In 1989, Mutter married her first husband, Detlef Wunderlich, with whom she had two children, Arabella and Richard. Wunderlich died of cancer in 1995.[7] She dedicated her 1999 recording, Vivaldi: The Four Seasons, to his memory.[8] She married the pianist and conductor André Previn in 2002.[9] The couple divorced in 2006,[10] but have continued to collaborate musically and maintained their friendship.[11]

Awards and recognition[edit]

References[edit]
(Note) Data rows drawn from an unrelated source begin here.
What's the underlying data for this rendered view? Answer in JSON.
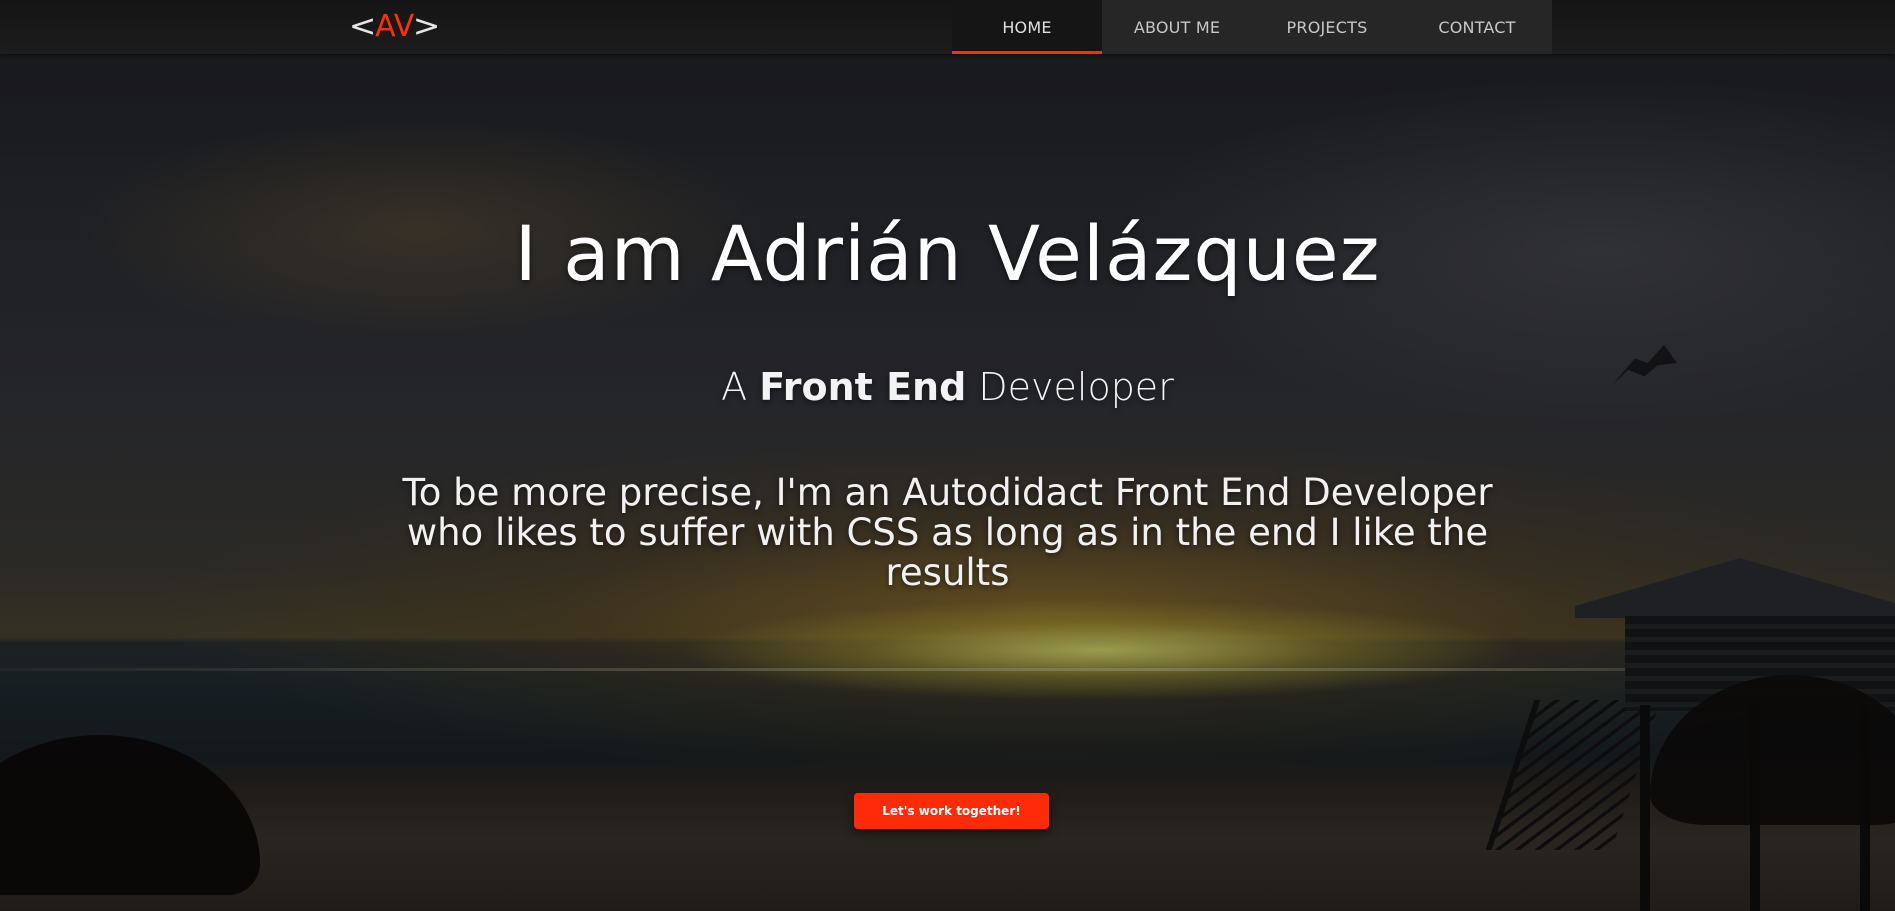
{
  "logo": {
    "left_bracket": "<",
    "initials": "AV",
    "right_bracket": ">"
  },
  "nav": {
    "items": [
      {
        "label": "HOME",
        "active": true
      },
      {
        "label": "ABOUT ME",
        "active": false
      },
      {
        "label": "PROJECTS",
        "active": false
      },
      {
        "label": "CONTACT",
        "active": false
      }
    ]
  },
  "hero": {
    "title": "I am Adrián Velázquez",
    "subtitle": {
      "prefix": "A ",
      "highlight": "Front End",
      "suffix": " Developer"
    },
    "description": "To be more precise, I'm an Autodidact Front End Developer who likes to suffer with CSS as long as in the end I like the results",
    "cta_label": "Let's work together!"
  },
  "colors": {
    "accent": "#ff2e0a",
    "navbar": "#1a1a1a",
    "text": "#ffffff"
  }
}
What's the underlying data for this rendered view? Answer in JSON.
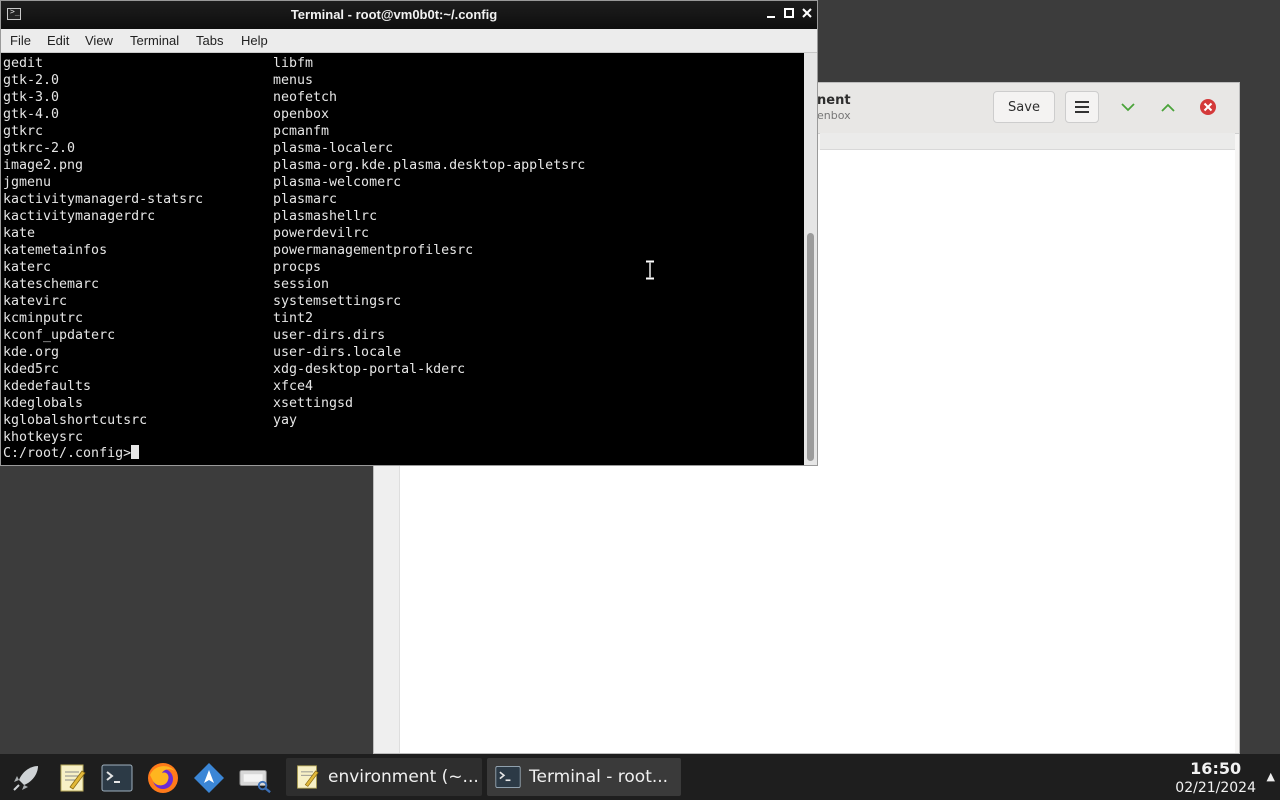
{
  "terminal": {
    "title": "Terminal - root@vm0b0t:~/.config",
    "menu": [
      "File",
      "Edit",
      "View",
      "Terminal",
      "Tabs",
      "Help"
    ],
    "listing_col1": [
      "gedit",
      "gtk-2.0",
      "gtk-3.0",
      "gtk-4.0",
      "gtkrc",
      "gtkrc-2.0",
      "image2.png",
      "jgmenu",
      "kactivitymanagerd-statsrc",
      "kactivitymanagerdrc",
      "kate",
      "katemetainfos",
      "katerc",
      "kateschemarc",
      "katevirc",
      "kcminputrc",
      "kconf_updaterc",
      "kde.org",
      "kded5rc",
      "kdedefaults",
      "kdeglobals",
      "kglobalshortcutsrc",
      "khotkeysrc"
    ],
    "listing_col2": [
      "libfm",
      "menus",
      "neofetch",
      "openbox",
      "pcmanfm",
      "plasma-localerc",
      "plasma-org.kde.plasma.desktop-appletsrc",
      "plasma-welcomerc",
      "plasmarc",
      "plasmashellrc",
      "powerdevilrc",
      "powermanagementprofilesrc",
      "procps",
      "session",
      "systemsettingsrc",
      "tint2",
      "user-dirs.dirs",
      "user-dirs.locale",
      "xdg-desktop-portal-kderc",
      "xfce4",
      "xsettingsd",
      "yay"
    ],
    "prompt": "C:/root/.config>"
  },
  "gedit": {
    "title_fragment": "nent",
    "subtitle_fragment": "enbox",
    "save_label": "Save"
  },
  "taskbar": {
    "launchers": [
      "rocket-icon",
      "text-editor-icon",
      "terminal-icon",
      "firefox-icon",
      "software-icon",
      "screenshot-icon"
    ],
    "tasks": [
      {
        "label": "environment (~...",
        "icon": "text-editor-icon"
      },
      {
        "label": "Terminal - root...",
        "icon": "terminal-icon"
      }
    ],
    "clock": {
      "time": "16:50",
      "date": "02/21/2024"
    }
  },
  "colors": {
    "desktop": "#3c3c3c",
    "taskbar": "#1e1e1e",
    "terminal_bg": "#000000",
    "terminal_fg": "#e6e6e6",
    "close_red": "#d43a3a",
    "nav_green": "#4aa33a"
  }
}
  1. ^ Carnegie Hall Playbill, November 11, 2014, p. 38.
  2. ^ "Honorary Members of the Royal Academy of Music (Oct.14, 2009)". Royal Academy of Music. 14 October 2009. Retrieved 14 October 2009.
  3. ^ Perkins, David (2006-11-14). "Mutter still takes her music seriously". Boston Globe. Retrieved 2008-05-03. Yes, yes, I said it. It is my plan to stop when I reach my 45th birthday.
  4. ^ Brookes, Stephen (19 November 2006). "Violinist Mutter, Revving Her Motor". Washington Post. Retrieved 2006-11-21.
  5. ^ [1]
  6. ^ "Violinist.com interview with Anne-Sophie Mutter". Violinist.com. Retrieved 18 January 2018.
  7. ^ Kjemtrup, Inge (January 2006). "Goddess with a Gift". Strings (135). Every tragedy, or every really wonderful moment in your life, changes you as a person, and hopefully makes you a better person, more sensible, more sensitive, more caring — more thankful for life.
  8. ^ Liner Notes, Vivaldi: The Four Seasons (Deutsche Grammophon, 1999): 3.
  9. ^ "Previn weds Anne-Sophie Mutter". BBC News. 4 August 2002.
  10. ^ "Conductor André Previn to divorce". BBC News. 21 August 2006.
  11. ^ Barbara Jepson (2008-11-25). "The Reigning Diva of the Violin Embraces Contemporary Music". Wall Street Journal. Retrieved 2014-12-16.
  12. ^ "Reply to a parliamentary question" (pdf). Parlament.gv.at (in German). p. 1266. Retrieved 24 January 2013.
  13. ^ "Anne-Sophie Mutter wins top award". BBC News. 15 June 2003.
  14. ^ "Reply to a parliamentary question" (pdf). Parlament.gv.at (in German). p. 1790. Retrieved 24 January 2013.
  15. ^ "News in brief - Gemini - Research news from NTNU and SINTEF". Ntnu.no. Archived from the original on 23 February 2013. Retrieved 18 January 2018.
  16. ^ "Archived copy". Archived from the original on 2012-05-30. Retrieved 2012-08-22.
  17. ^ "IEFG Award Ceremony 2011". Youtube.com (in German). Retrieved 18 January 2018.
  18. ^ "Anne-Sophie Mutter erhält Gustav-Adolf-Preis". Klassik Magazin. 2011-11-22. Retrieved 2014-12-16.
  19. ^ "Towarzystwo im. Witolda Lutosławskiego". NLutoslawski.org.pl. Retrieved 18 January 2018.
  20. ^ "Press Releases - American Academy of Arts & Sciences". Amacad.org. Retrieved 18 January 2018.
  21. ^ "Anne-Sophie Mutter celebrates Keble Honorary Fellowship". Keble.ox.ac.uk. Retrieved 18 January 2018.
  22. ^ "Fundación Albéniz. Otros programas. Premio Yehudi Menuhin". Fundacionalbeniz.com. Retrieved 18 January 2018.
  23. ^ "Medalla de Oro al Mérito en las Bellas Artes". Elmundo.es. Retrieved 18 January 2018.
  24. ^ "Lista laureatów medalu Zasłużony Kulturze - Gloria Artis". www.mkidn.gov.pl. Retrieved 17 June 2018.

External links[edit]